Changing to a Clinical Experience
In the Summer 2011 issue of NAACLS News, NAACLS President Peggy Simpson discussed the change to a focus on program outcomes as they relate to student readiness for clinical education. This is only one of the many factors currently impacting laboratory education programs across the country. The economic state of affairs is forcing hospitals and colleges alike to make strategic changes in how they do business to control costs, and yet both have a vested interest in developing more laboratory practitioners for the next generation. Laboratories are consolidating services and out-sourcing testing so that many traditional internship offerings are no longer available. Productivity metrics which impact the workload evaluations of laboratory staff do not always acknowledge the effect of “taking a student” on workload or other reporting metrics. On the other side, colleges and universities are looking to increase enrollments, to improve the budget bottom line and yet the laboratory intensive nature of our profession is not conducive to massive enrollment numbers. Even without increasing enrollments it was getting harder and harder to find clinical placements for students.

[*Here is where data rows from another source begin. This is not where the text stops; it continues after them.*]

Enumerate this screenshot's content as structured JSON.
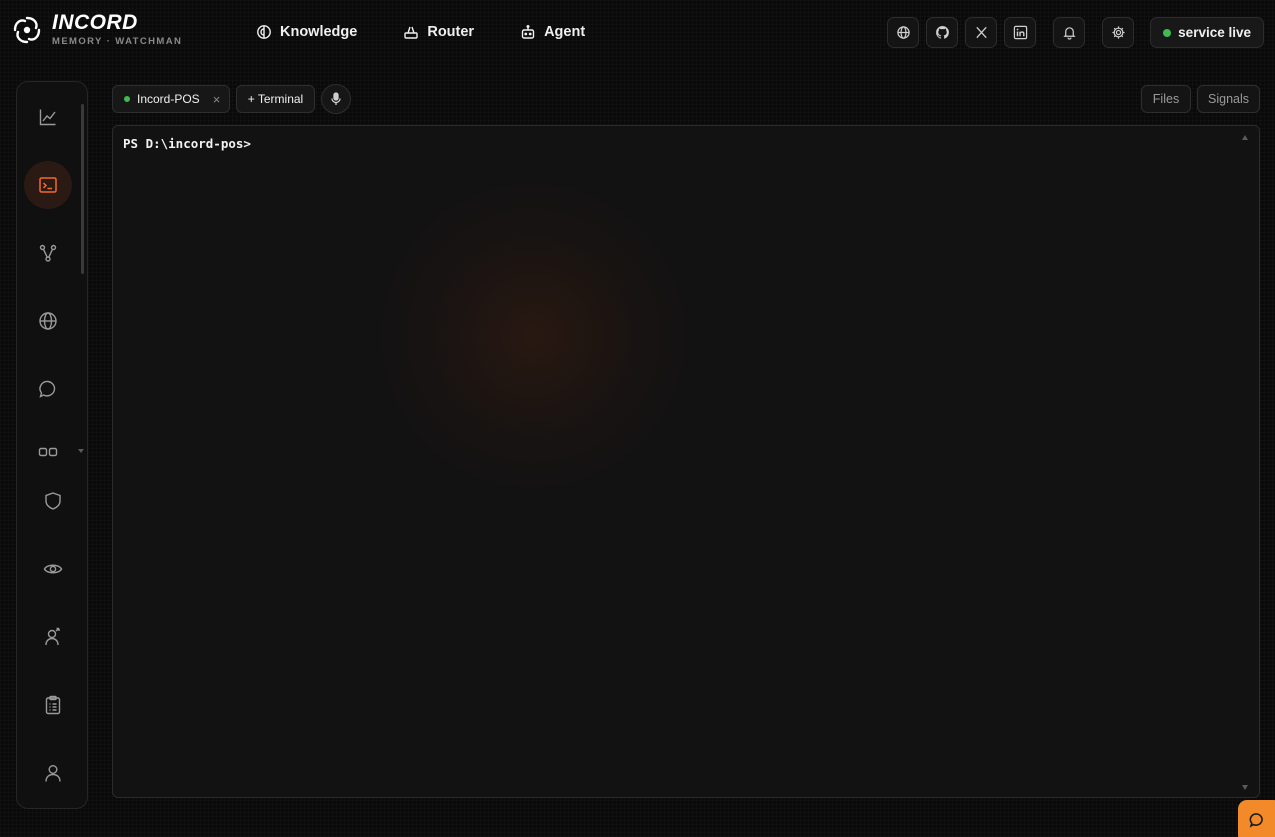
{
  "brand": {
    "name": "INCORD",
    "subtitle": "MEMORY · WATCHMAN",
    "logo_icon": "swirl-logo-icon"
  },
  "nav": [
    {
      "label": "Knowledge",
      "icon": "brain-icon"
    },
    {
      "label": "Router",
      "icon": "router-icon"
    },
    {
      "label": "Agent",
      "icon": "robot-icon"
    }
  ],
  "header_actions": [
    {
      "icon": "globe-icon"
    },
    {
      "icon": "github-icon"
    },
    {
      "icon": "x-twitter-icon"
    },
    {
      "icon": "linkedin-icon"
    },
    {
      "icon": "bell-icon"
    },
    {
      "icon": "gear-icon"
    }
  ],
  "status": {
    "label": "service live",
    "color": "#3fb950"
  },
  "sidebar": {
    "items": [
      {
        "icon": "chart-line-icon",
        "active": false
      },
      {
        "icon": "terminal-icon",
        "active": true
      },
      {
        "icon": "branch-icon",
        "active": false
      },
      {
        "icon": "globe-icon",
        "active": false
      },
      {
        "icon": "chat-bubble-icon",
        "active": false
      },
      {
        "icon": "grid-icon",
        "active": false
      },
      {
        "icon": "shield-icon",
        "active": false
      },
      {
        "icon": "eye-icon",
        "active": false
      },
      {
        "icon": "user-plus-icon",
        "active": false
      },
      {
        "icon": "clipboard-icon",
        "active": false
      },
      {
        "icon": "user-icon",
        "active": false
      }
    ]
  },
  "tabs": {
    "session": {
      "label": "Incord-POS",
      "close": "×",
      "status_color": "#3fb950"
    },
    "new_terminal": "+ Terminal",
    "mic_icon": "microphone-icon"
  },
  "panel_buttons": {
    "files": "Files",
    "signals": "Signals"
  },
  "terminal": {
    "prompt": "PS D:\\incord-pos>"
  },
  "chat_fab": {
    "icon": "chat-icon",
    "color": "#f28a2a"
  },
  "colors": {
    "accent": "#f26a2a",
    "background": "#0a0a0a"
  }
}
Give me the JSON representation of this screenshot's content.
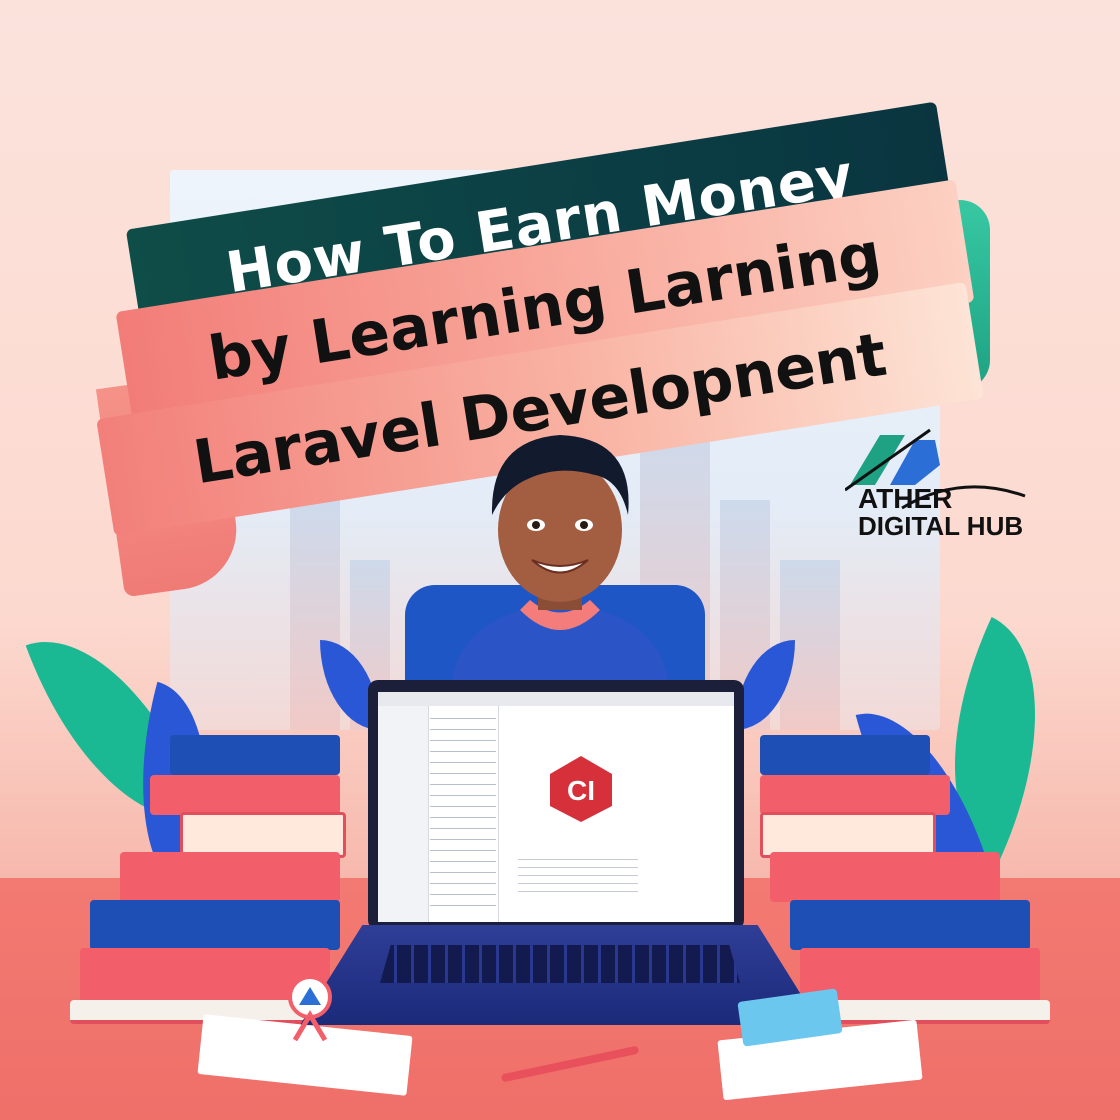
{
  "banner": {
    "line1": "How To Earn Money",
    "line2": "by Learning Larning",
    "line3": "Laravel Developnent"
  },
  "logo": {
    "line1": "ATHER",
    "line2": "DIGITAL HUB",
    "icon": "ather-logo-mark"
  },
  "screen": {
    "logo_text": "CI"
  },
  "colors": {
    "ribbon_dark": "#0b3e44",
    "ribbon_pink": "#f27c78",
    "accent_teal": "#1ea283",
    "laptop_blue": "#1f3a9c"
  }
}
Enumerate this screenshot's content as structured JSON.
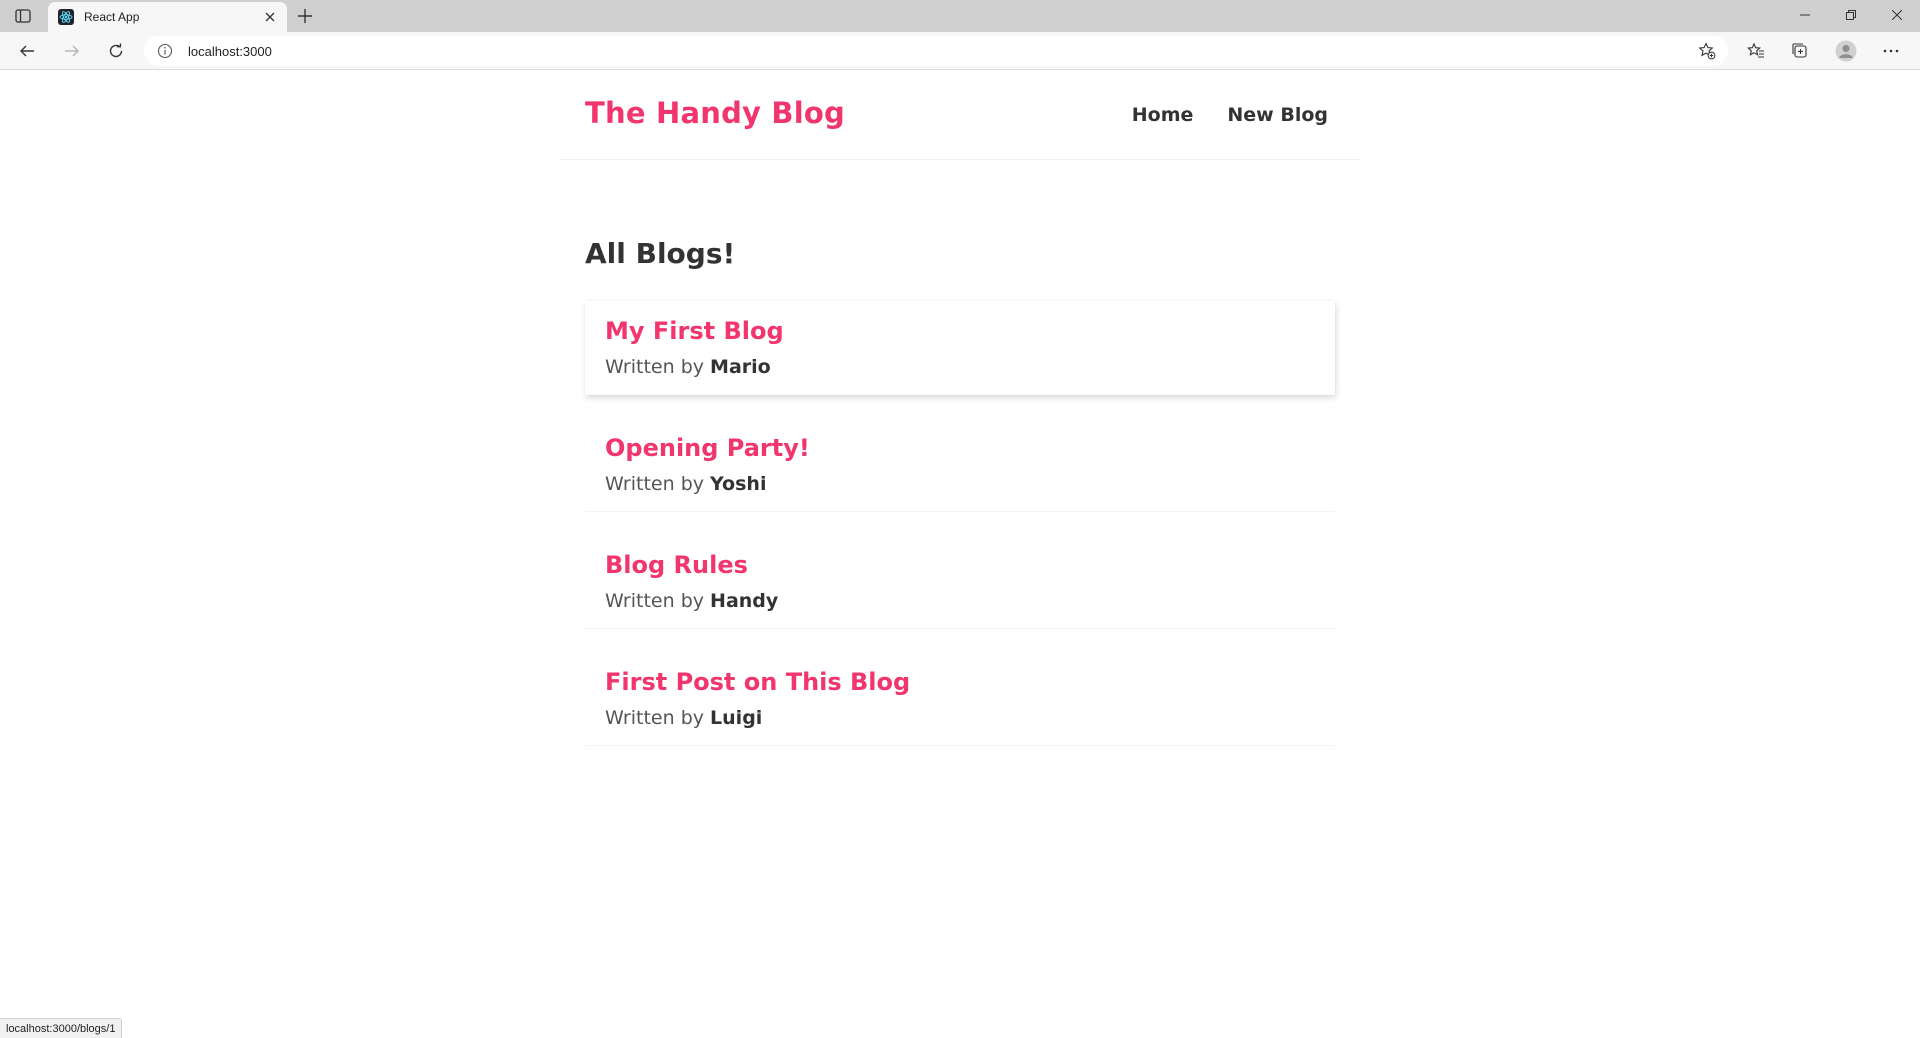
{
  "browser": {
    "tab_title": "React App",
    "address": "localhost:3000",
    "status_url": "localhost:3000/blogs/1"
  },
  "icons": {
    "tab_actions": "tab-actions-icon",
    "favicon": "react-icon",
    "close": "close-icon",
    "new_tab": "plus-icon",
    "back": "arrow-left-icon",
    "forward": "arrow-right-icon",
    "refresh": "refresh-icon",
    "site_info": "info-icon",
    "add_favorite": "star-plus-icon",
    "favorites": "favorites-icon",
    "collections": "collections-icon",
    "profile": "avatar-icon",
    "more": "more-icon"
  },
  "colors": {
    "brand": "#f1356d",
    "text": "#333333"
  },
  "navbar": {
    "brand": "The Handy Blog",
    "links": [
      "Home",
      "New Blog"
    ]
  },
  "home": {
    "title": "All Blogs!",
    "author_prefix": "Written by",
    "blogs": [
      {
        "title": "My First Blog",
        "author": "Mario"
      },
      {
        "title": "Opening Party!",
        "author": "Yoshi"
      },
      {
        "title": "Blog Rules",
        "author": "Handy"
      },
      {
        "title": "First Post on This Blog",
        "author": "Luigi"
      }
    ]
  }
}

Through support from a Department of Labor (DOL) grant awarded to St. Paul College, and through partnerships between education and industry, laboratory programs throughout the State of Minnesota significantly increased student enrollments creating a crisis in clinical site availability. At the University of Minnesota (UMN) we needed a complete review of our curriculum and to find a new way to provide the “clinical” for our CLS students as our enrollment had gone from 30 to 65 students over 3 years time with no real increase in clinical sites.
The first activity was to determine what was being taught on campus vs. what truly needed to be learned in the clinical setting. We also needed to change our definition of what a clinical site should be from a vision of a traditional full-service hospital laboratory to medical laboratories in many different environments. We had the capacity to provide extensive hands-on experience in our campus laboratories but we lacked the ability to recreate the real hospital environment. Rather than the clinical internship or traditional rotation where bench preceptors teach students all of the testing methods from scratch, we needed a clinical experience. We decided to cut our clinical time from 22 weeks to 12 weeks on a trial basis. As you can imagine, this change was initially difficult to accept for both academic and clinical faculty. Most of us feel that the internship model we had as a student was the best model and yet each of us came from different schools and different program models; hospital-based programs, 2+2, 3+1 or 4+1 programs. As laboratorians we all have the same theory and skills and ultimately become the same end product, but we have arrived there by very different paths.
For us to move to the new model of a clinical experience we needed to make a significant transition in thinking for clinical faculty and employers refocusing on the student outcomes instead of process methods of the past. We began with a series of discipline specific web conferences to talk about the changes we needed to make on both sides and the rationale for shortening the clinical time. Most clinical preceptors, supervisors and managers did not realize the depth and intensity of our on-campus curriculum. We worked with our clinical affiliates to develop a concept of what we needed from them in this partnership and developed, with support from the DOL grant, web based preceptor training modules beginning with an overview of our campus curriculum. This web-based (Distance Ed) format was particularly helpful with the large number of non-metro clinical sites that we utilize throughout state.
Preceptor training modules described the educational background of our students and provided an understanding of a clinical experience rather than clinical training. The Preceptor modules we developed with DOL support include lessons on 1) Roles and Definitions; 2) What is Entry Level; 3) Student Affective Domain; 4) Positive Environments for Learning; and 5) Student Evaluations. We first held a number of synchronous sessions for our clinical site personnel again beginning with a discipline specific overview of didactic content and student laboratory activities along with a discussion of expectations for clinicals. The final sessions focused on preceptors behaviors and evaluations processes during the clinical experience. These discussions where then incorporated into the final modules.
Because the focus is on students applying what they have learned to the real world and not on theory training at the bench sites, we have been able to move to this new model of a clinical experience almost doubling our capacity for clinical assignments. Most importantly, our program outcome metrics of student employment rates and certification exam performance along with employer satisfaction rates have remained the same.
As part of the DOL grant criteria, the Preceptor training modules will be available for free public use through our program web site by the end of this year.
By Janice M. Conway-Klaassen, PhD, MT(ASCP)SM and Patricia J. Brennecke, MT(ASCP) Clinical Laboratory Sciences Program University of Minnesota, Minneapolis, MN